The developer of the Thatcher Meadows housing complex will pay for Wonder Lake’s proposed water system overhaul.
A notice sent out by the Illinois Environmental Protection Agency in December said Wonder Lake residents should be prepared to pay for a multimillion-dollar project in debt service charges to users – but that isn’t the case, Wonder Lake Village President Tony Topf said Tuesday.
Village officials sent in required documents that detailed how the village could pay back the loan if a developer wasn’t involved, which is where talk of a rate increase came in, Topf said.
“The IEPA wanted to know how the village would pay that [loan] back and if we were capable of paying it back,” Topf said. “They weren’t interested in whether there was a developer involved. They just wanted to know if we could pay it back.”
But the village doesn’t actually intend to raise its costs to residents, he said.
The village will take out a $5.8 million project loan through the Public Water Supply Loan Program.
NRB Land LLC, which is planning the Thatcher Meadows development, will be responsible for reimbursing the village for loan payments.
“We will not bill the homeowners,” Topf said. “We could, but we aren’t.”
The agreement requires NRB Land to deposit cash or a letter of credit for $700,000; buy capacity for a minimum of 100 units a year for nine years, each with a $3,500 connection fee; and reimburse the village for annual loan payments of $350,000 after the first nine years, when the connection fees will pay the loan installment, according to the agreement.

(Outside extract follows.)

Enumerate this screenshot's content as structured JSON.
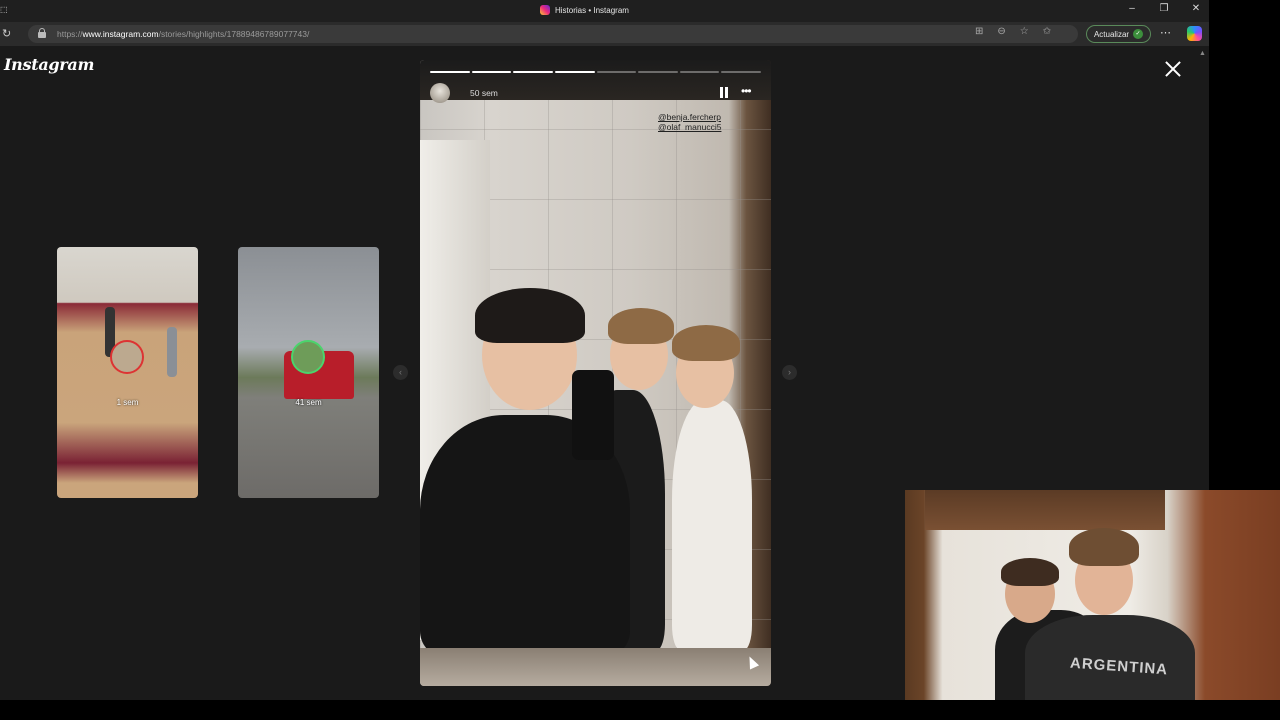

The village also has an option to create a special service area within the development and use revenue from that toward the loan, according to the agreement.
NRB Land once planned to build the 3,700-home subdivision between Wonder Lake and McHenry north of Route 120 and south of McCullom Lake Road. The project stalled in 2008, but activity has resumed.
The water system project would include the drilling of two new wells and a new water treatment plant, a 500,000-gallon ground storage tank, a pump station with three pumps, chemical feed equipment, a standby generator and about 6,100 feet of 12-inch water main, according to the project description.
A public hearing will be at 10 a.m. Jan. 15 at Village Hall, 4444 Thompson Road, to talk about the environmental effects of the project, according to a public notice.